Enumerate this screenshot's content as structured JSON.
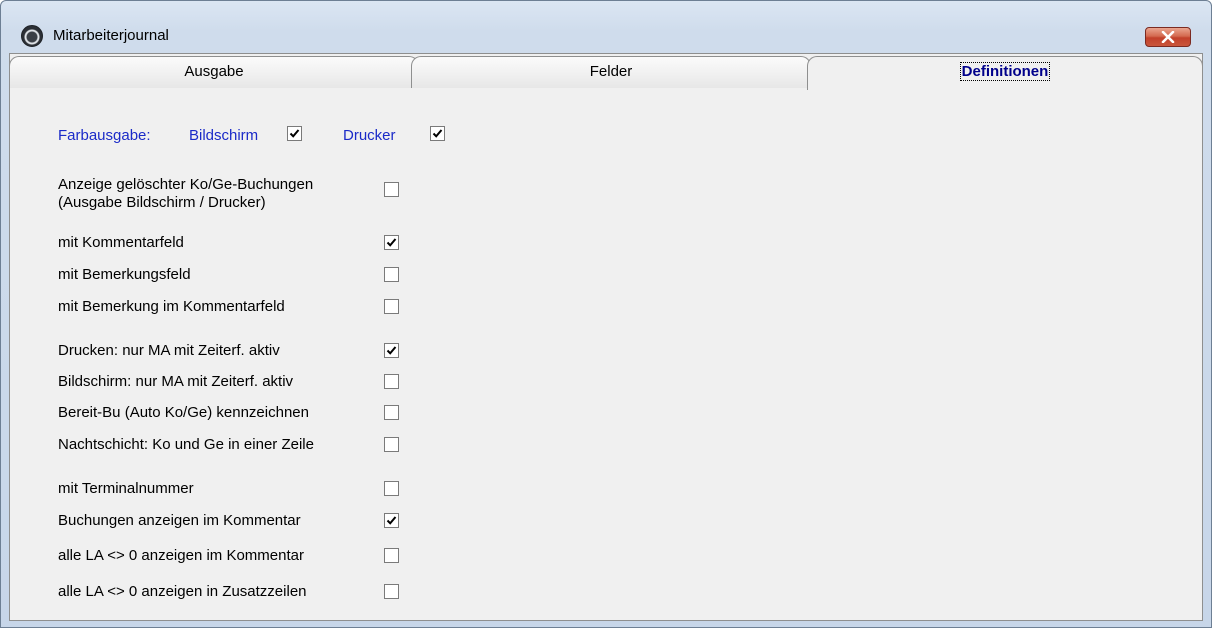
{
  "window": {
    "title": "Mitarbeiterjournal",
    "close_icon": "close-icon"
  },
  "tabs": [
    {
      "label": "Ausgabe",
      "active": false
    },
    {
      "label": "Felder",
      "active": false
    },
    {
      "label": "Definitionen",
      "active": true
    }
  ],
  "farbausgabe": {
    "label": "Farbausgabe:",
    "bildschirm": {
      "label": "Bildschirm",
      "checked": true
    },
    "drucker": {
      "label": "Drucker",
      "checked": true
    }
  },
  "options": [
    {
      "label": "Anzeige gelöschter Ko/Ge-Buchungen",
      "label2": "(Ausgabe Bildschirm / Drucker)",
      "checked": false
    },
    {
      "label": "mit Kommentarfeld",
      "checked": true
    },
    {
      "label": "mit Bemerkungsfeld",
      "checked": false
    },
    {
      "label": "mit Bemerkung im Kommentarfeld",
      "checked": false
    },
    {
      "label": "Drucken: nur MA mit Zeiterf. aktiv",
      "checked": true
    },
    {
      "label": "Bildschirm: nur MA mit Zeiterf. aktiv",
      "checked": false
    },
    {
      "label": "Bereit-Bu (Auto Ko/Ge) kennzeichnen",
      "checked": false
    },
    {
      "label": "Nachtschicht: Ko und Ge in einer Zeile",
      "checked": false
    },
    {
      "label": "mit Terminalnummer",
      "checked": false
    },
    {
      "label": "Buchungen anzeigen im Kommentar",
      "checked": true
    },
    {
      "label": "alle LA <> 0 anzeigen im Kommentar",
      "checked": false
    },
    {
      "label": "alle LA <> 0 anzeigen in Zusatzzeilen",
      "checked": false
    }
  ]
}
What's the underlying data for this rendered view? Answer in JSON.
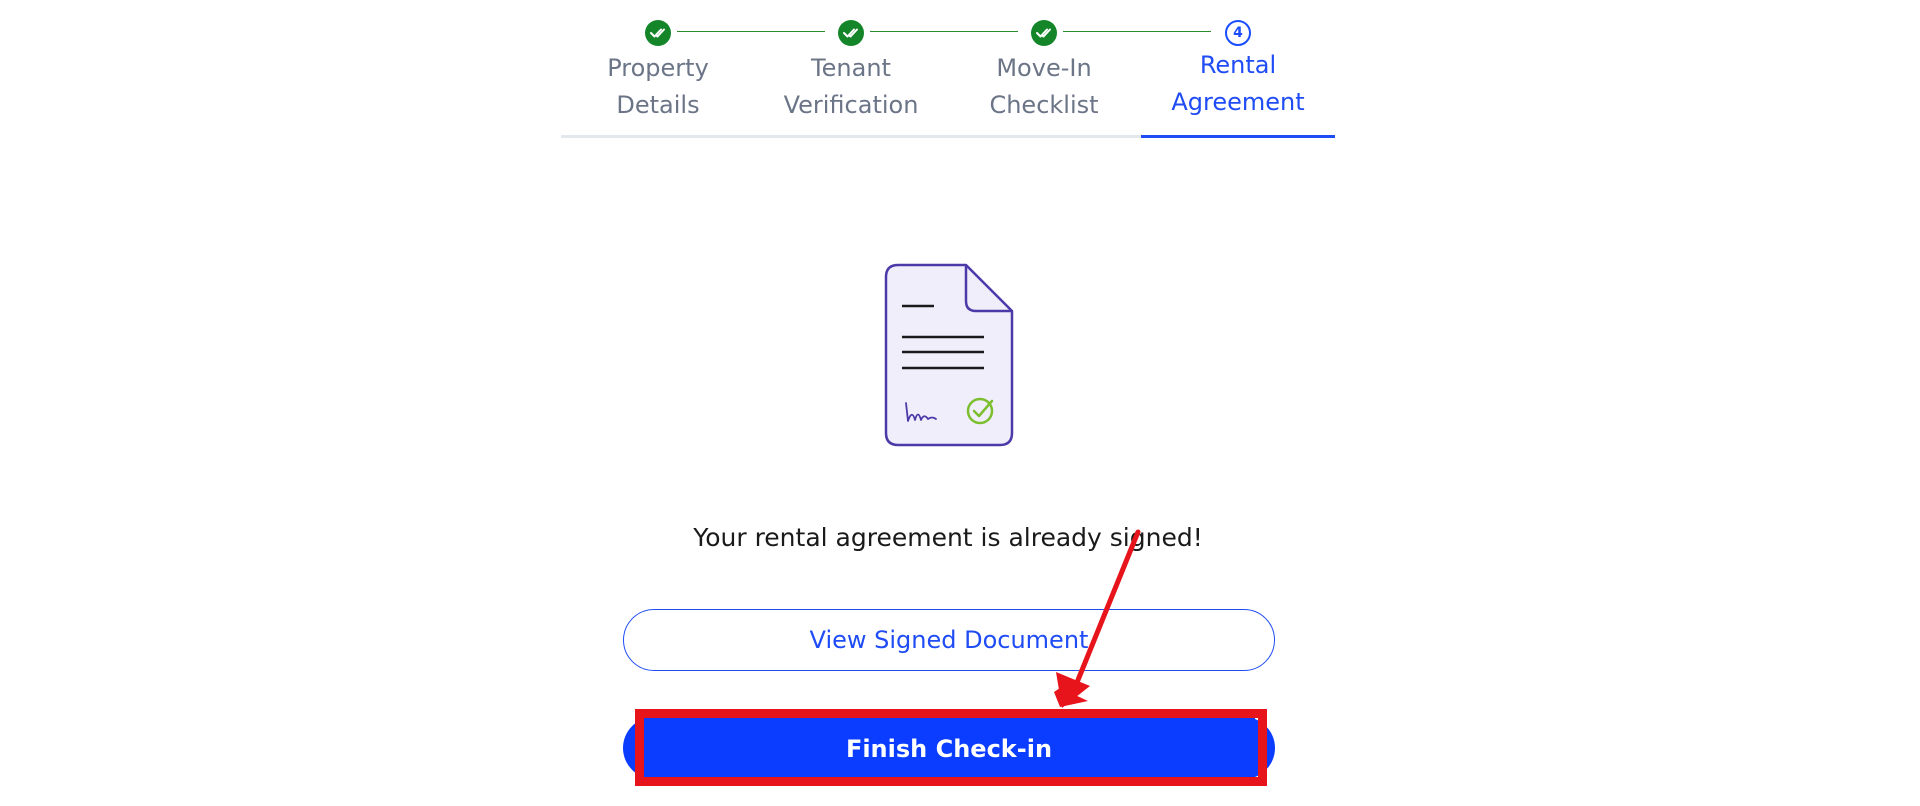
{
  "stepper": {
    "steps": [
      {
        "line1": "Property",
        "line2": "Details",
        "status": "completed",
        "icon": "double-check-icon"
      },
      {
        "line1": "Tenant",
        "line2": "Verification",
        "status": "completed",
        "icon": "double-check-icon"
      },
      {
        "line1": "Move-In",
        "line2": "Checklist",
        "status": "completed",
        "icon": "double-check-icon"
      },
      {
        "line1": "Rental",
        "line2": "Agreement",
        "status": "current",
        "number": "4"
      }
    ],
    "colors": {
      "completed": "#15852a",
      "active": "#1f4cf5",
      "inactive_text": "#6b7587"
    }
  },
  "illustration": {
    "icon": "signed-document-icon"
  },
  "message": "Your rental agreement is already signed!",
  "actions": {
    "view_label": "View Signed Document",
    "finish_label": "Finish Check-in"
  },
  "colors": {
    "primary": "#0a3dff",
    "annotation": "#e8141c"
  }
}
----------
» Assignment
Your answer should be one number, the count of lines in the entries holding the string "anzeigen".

» Exercise output
3